The men had a great time and agreed to meet in the same place the night before the next tournament.
The year passed, and though Harry didn’t expect the man to be at the bar, he went anyway. Much to his delight, the man was sitting there, waiting.
I can’t believe it,” Harry cried, pumping the man’s hand. “You remembered! You came back!”
“Back?” the man said. “Who left?”

Left for an alley
The young wife weepingly told her friend that her husband had walked out on her after a quarrel.
“Oh, don’t let it upset you. Men often do that sort of thing. He’ll be back,” assured her friend.
“No, he won’t,” wailed the wife. “I can tell. He took his bowling ball with him.”

The man had a splitting headache and went to the bowling alley. His doctor had told him to go and rest someplace where he could hear a pin drop.
Two women were returning from their first attempt at bowling. The husband of one, an inveterate golfer, asked with a raised eyebrow: “How’d you make out?”
“Well,” she said, “at least we didn’t lose any balls.”
When bowling, you don’t have to join the union to strike.
At the annual tournament played in Jacksonville they don’t use pins. They use alligators. You’ve heard, surely, of the Gator Bowl.
Stephen walked in the door, so elated he could barely speak.
“Honey, guess what?
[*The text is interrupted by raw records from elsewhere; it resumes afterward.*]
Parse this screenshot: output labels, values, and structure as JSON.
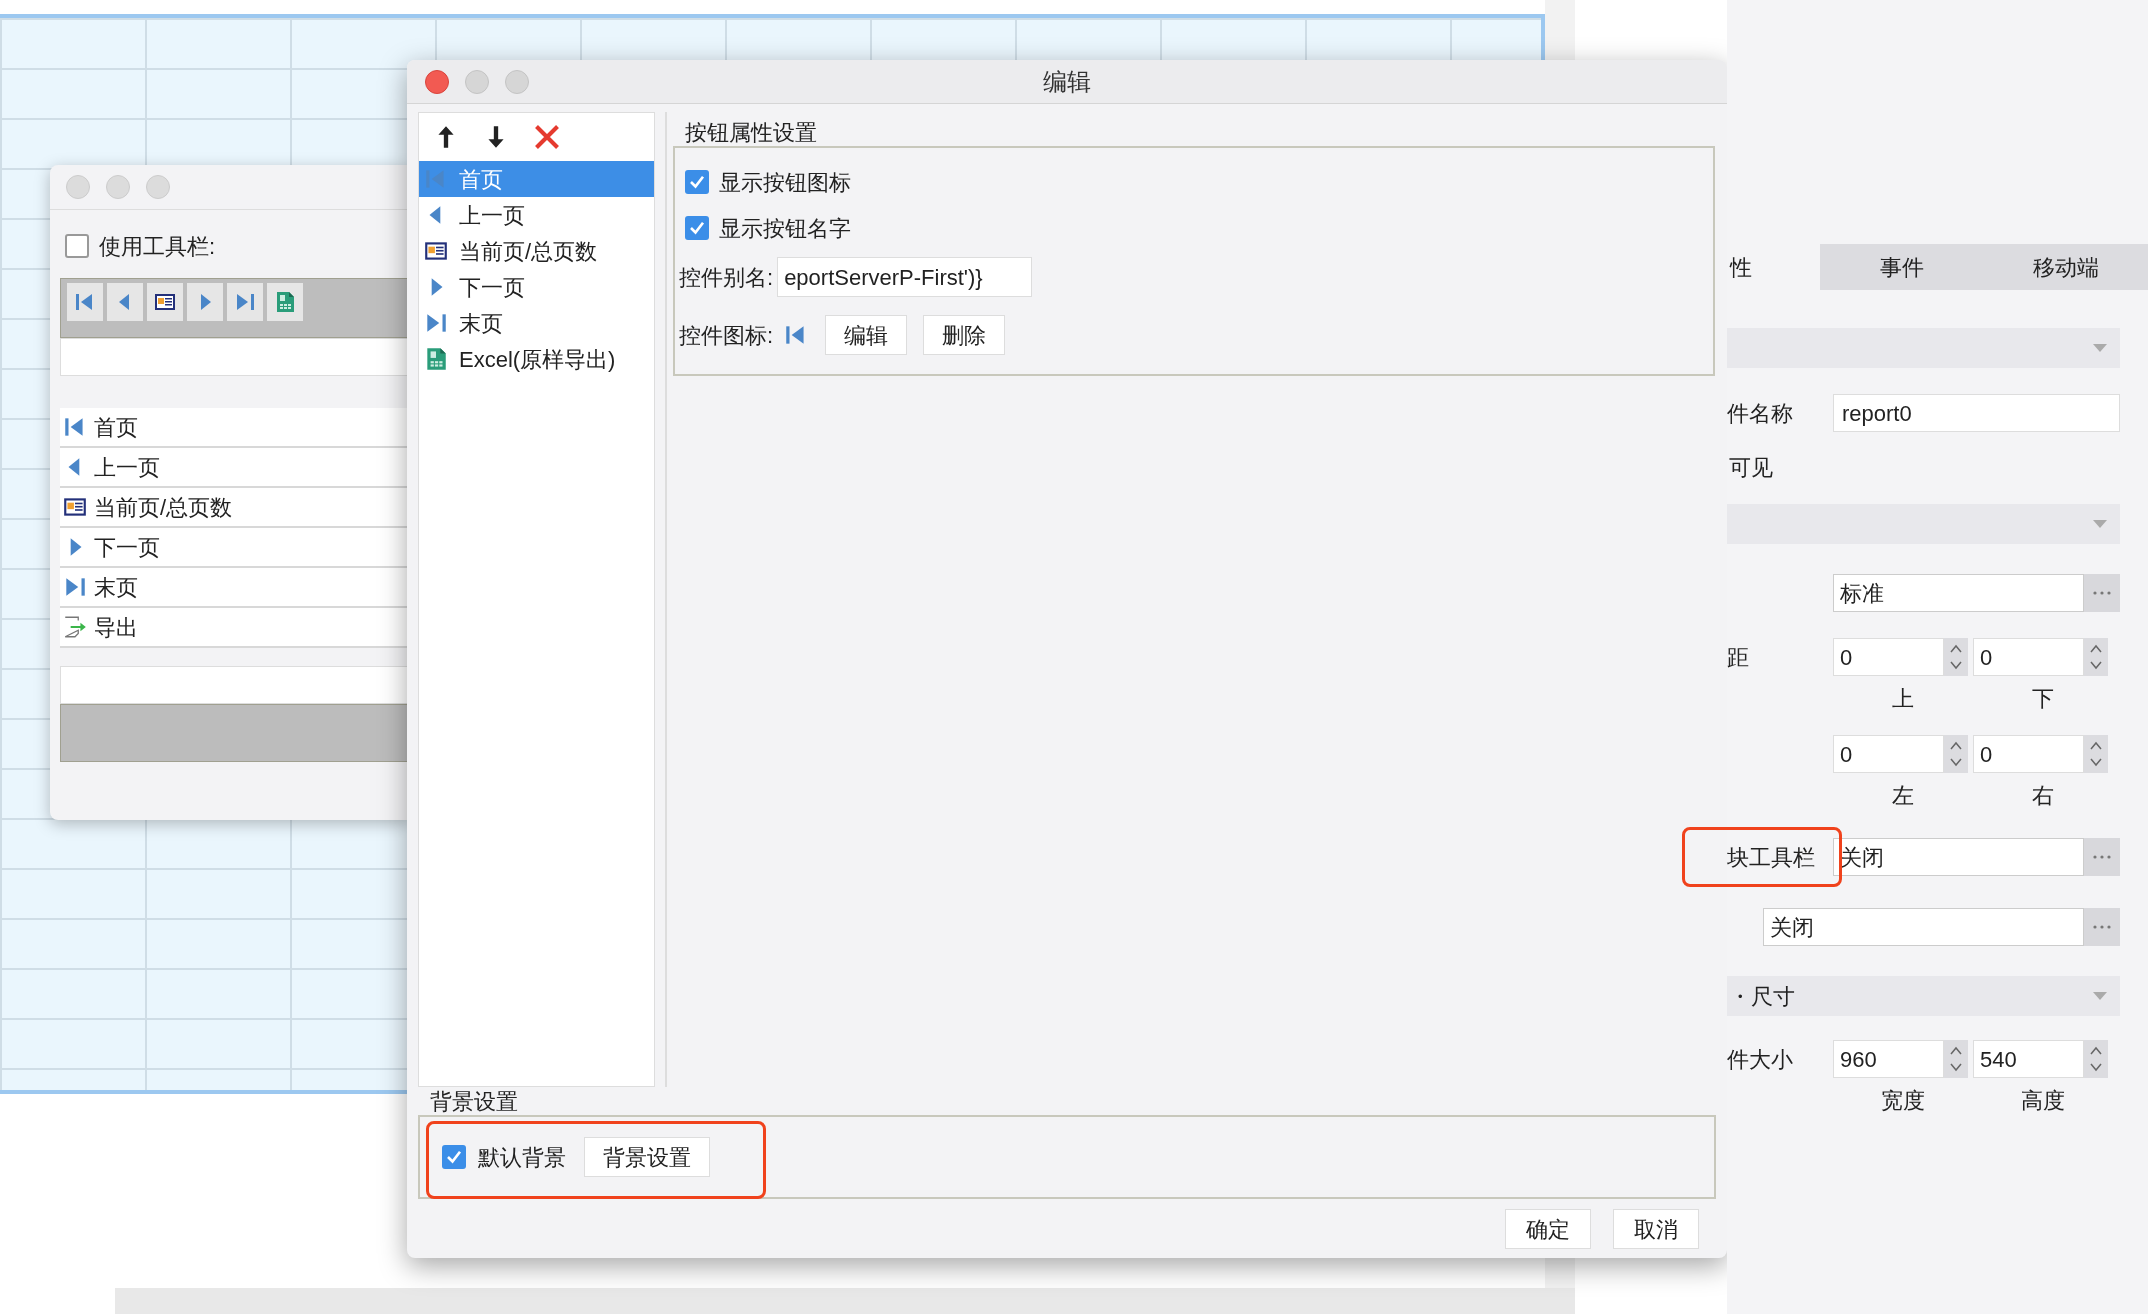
{
  "left_window": {
    "use_toolbar": {
      "label": "使用工具栏:",
      "checked": false
    },
    "toolbar_buttons": [
      {
        "kind": "first"
      },
      {
        "kind": "prev"
      },
      {
        "kind": "page"
      },
      {
        "kind": "next"
      },
      {
        "kind": "last"
      },
      {
        "kind": "excel"
      }
    ],
    "items": [
      {
        "kind": "first",
        "label": "首页"
      },
      {
        "kind": "prev",
        "label": "上一页"
      },
      {
        "kind": "page",
        "label": "当前页/总页数"
      },
      {
        "kind": "next",
        "label": "下一页"
      },
      {
        "kind": "last",
        "label": "末页"
      },
      {
        "kind": "export",
        "label": "导出"
      }
    ]
  },
  "dialog": {
    "title": "编辑",
    "tools": [
      {
        "kind": "up"
      },
      {
        "kind": "down"
      },
      {
        "kind": "delete"
      }
    ],
    "items": [
      {
        "kind": "first",
        "label": "首页",
        "selected": true
      },
      {
        "kind": "prev",
        "label": "上一页",
        "selected": false
      },
      {
        "kind": "page",
        "label": "当前页/总页数",
        "selected": false
      },
      {
        "kind": "next",
        "label": "下一页",
        "selected": false
      },
      {
        "kind": "last",
        "label": "末页",
        "selected": false
      },
      {
        "kind": "excel",
        "label": "Excel(原样导出)",
        "selected": false
      }
    ],
    "props": {
      "title": "按钮属性设置",
      "show_icon": {
        "label": "显示按钮图标",
        "checked": true
      },
      "show_name": {
        "label": "显示按钮名字",
        "checked": true
      },
      "alias": {
        "label": "控件别名:",
        "value": "eportServerP-First')}"
      },
      "icon": {
        "label": "控件图标:",
        "kind": "first",
        "buttons": [
          "编辑",
          "删除"
        ]
      }
    },
    "background": {
      "title": "背景设置",
      "default": {
        "label": "默认背景",
        "checked": true
      },
      "button": "背景设置",
      "highlighted": true
    },
    "buttons": [
      "确定",
      "取消"
    ]
  },
  "property_panel": {
    "tabs": [
      {
        "label": "性",
        "selected": true
      },
      {
        "label": "事件",
        "selected": false
      },
      {
        "label": "移动端",
        "selected": false
      }
    ],
    "rows": [
      {
        "kind": "section"
      },
      {
        "kind": "field",
        "label": "件名称",
        "value": "report0"
      },
      {
        "kind": "text",
        "label": "可见"
      },
      {
        "kind": "section"
      },
      {
        "kind": "select",
        "value": "标准",
        "highlighted": false
      },
      {
        "kind": "spin",
        "label": "距",
        "values": [
          "0",
          "0"
        ],
        "captions": [
          "上",
          "下"
        ]
      },
      {
        "kind": "spin",
        "values": [
          "0",
          "0"
        ],
        "captions": [
          "左",
          "右"
        ]
      },
      {
        "kind": "select",
        "label": "块工具栏",
        "value": "关闭",
        "highlighted": true
      },
      {
        "kind": "wide-select",
        "value": "关闭"
      },
      {
        "kind": "section",
        "label": "・尺寸"
      },
      {
        "kind": "spin",
        "label": "件大小",
        "values": [
          "960",
          "540"
        ],
        "captions": [
          "宽度",
          "高度"
        ]
      }
    ]
  }
}
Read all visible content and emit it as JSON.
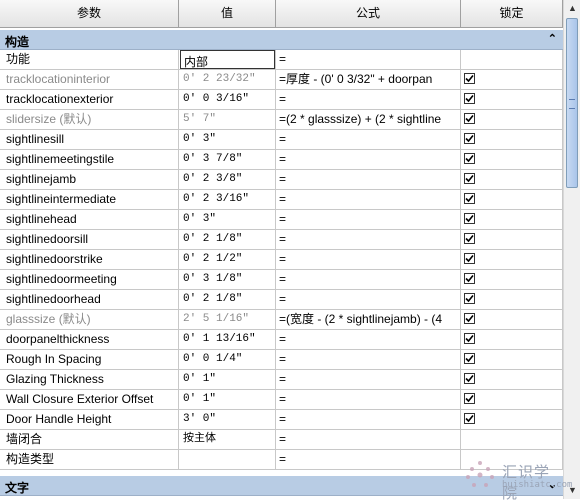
{
  "header": {
    "col_param": "参数",
    "col_value": "值",
    "col_formula": "公式",
    "col_lock": "锁定"
  },
  "groups": {
    "construction": "构造",
    "text": "文字",
    "collapse_icon": "chevron-double-up-icon"
  },
  "rows": [
    {
      "param": "功能",
      "value": "内部",
      "formula": "=",
      "checked": false,
      "editing": true,
      "gray": false
    },
    {
      "param": "tracklocationinterior",
      "value": "0'  2 23/32\"",
      "formula": "=厚度 - (0'  0 3/32\" + doorpan",
      "checked": true,
      "gray": true
    },
    {
      "param": "tracklocationexterior",
      "value": "0'  0 3/16\"",
      "formula": "=",
      "checked": true,
      "gray": false
    },
    {
      "param": "slidersize (默认)",
      "value": "5'  7\"",
      "formula": "=(2 * glasssize) + (2 * sightline",
      "checked": true,
      "gray": true
    },
    {
      "param": "sightlinesill",
      "value": "0'  3\"",
      "formula": "=",
      "checked": true,
      "gray": false
    },
    {
      "param": "sightlinemeetingstile",
      "value": "0'  3 7/8\"",
      "formula": "=",
      "checked": true,
      "gray": false
    },
    {
      "param": "sightlinejamb",
      "value": "0'  2 3/8\"",
      "formula": "=",
      "checked": true,
      "gray": false
    },
    {
      "param": "sightlineintermediate",
      "value": "0'  2 3/16\"",
      "formula": "=",
      "checked": true,
      "gray": false
    },
    {
      "param": "sightlinehead",
      "value": "0'  3\"",
      "formula": "=",
      "checked": true,
      "gray": false
    },
    {
      "param": "sightlinedoorsill",
      "value": "0'  2 1/8\"",
      "formula": "=",
      "checked": true,
      "gray": false
    },
    {
      "param": "sightlinedoorstrike",
      "value": "0'  2 1/2\"",
      "formula": "=",
      "checked": true,
      "gray": false
    },
    {
      "param": "sightlinedoormeeting",
      "value": "0'  3 1/8\"",
      "formula": "=",
      "checked": true,
      "gray": false
    },
    {
      "param": "sightlinedoorhead",
      "value": "0'  2 1/8\"",
      "formula": "=",
      "checked": true,
      "gray": false
    },
    {
      "param": "glasssize (默认)",
      "value": "2'  5 1/16\"",
      "formula": "=(宽度 - (2 * sightlinejamb) - (4",
      "checked": true,
      "gray": true
    },
    {
      "param": "doorpanelthickness",
      "value": "0'  1 13/16\"",
      "formula": "=",
      "checked": true,
      "gray": false
    },
    {
      "param": "Rough In Spacing",
      "value": "0'  0 1/4\"",
      "formula": "=",
      "checked": true,
      "gray": false
    },
    {
      "param": "Glazing Thickness",
      "value": "0'  1\"",
      "formula": "=",
      "checked": true,
      "gray": false
    },
    {
      "param": "Wall Closure Exterior Offset",
      "value": "0'  1\"",
      "formula": "=",
      "checked": true,
      "gray": false
    },
    {
      "param": "Door Handle Height",
      "value": "3'  0\"",
      "formula": "=",
      "checked": true,
      "gray": false
    },
    {
      "param": "墙闭合",
      "value": "按主体",
      "formula": "=",
      "checked": false,
      "gray": false
    },
    {
      "param": "构造类型",
      "value": "",
      "formula": "=",
      "checked": false,
      "gray": false
    }
  ],
  "scrollbar": {
    "up_icon": "arrow-up-icon",
    "down_icon": "arrow-down-icon"
  },
  "watermark": {
    "text_cn": "汇识学院",
    "text_en": "huishiatc.com",
    "logo_icon": "logo-icon"
  }
}
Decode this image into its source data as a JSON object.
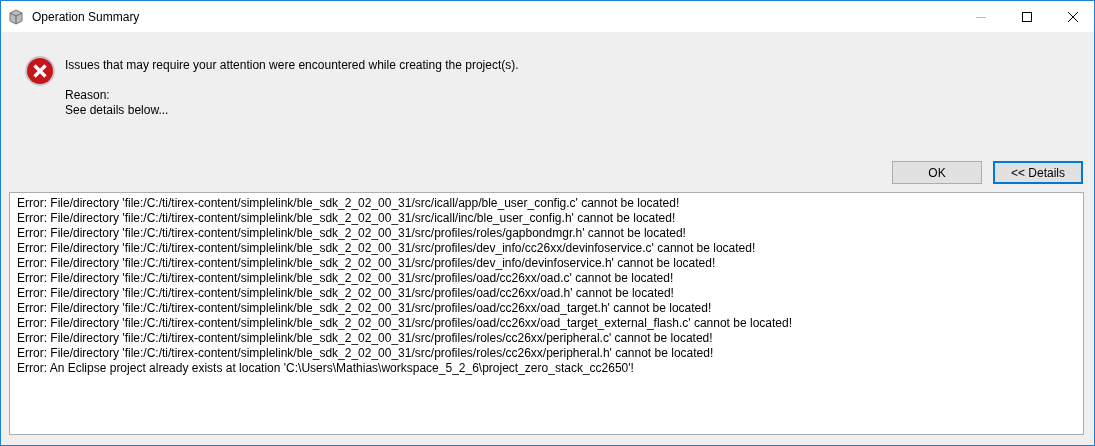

I came the closest I’ve ever come to bowling a perfect 300 game!”
“Really?” she said. “What’d you get?”
He replied, “A seventy-three.”
Getting strikes is like lining up a great date; you need a smooth approach and terrific follow through.
If you don’t knock all the pins down on the first ball, please spare me the details.
Murray walked into the house, dejected. “The orthopedist says I can’t bowl,” he told his wife.
“Oh,” she replied, “he’s seen you play?”

Young bowler
Biff and his son walked up to the counter in the bowling shop.
“I’d like a ball for my boy,” he said.
The clerk looked at the youth. “Sorry,” he said. “We don’t do trade-ins.”

Rushin’ away
Keith called his bowling partner to withdraw from their Tuesday night bowling league.
His partner inquired why after many years would he resign.
“My wife and I are taking Russian lessons. The only available evening for both of us is Tuesday,” Keith told him.
“Does this have anything to do with the little Russian baby you have just adopted?” his partner asked.
“Yes it most certainly does,” Keith replied, “We want to do everything right for this child so we’re learning to speak Russian so when the child starts to talk we will understand what he says.”

Dick and his wife Jane live in Oak Run.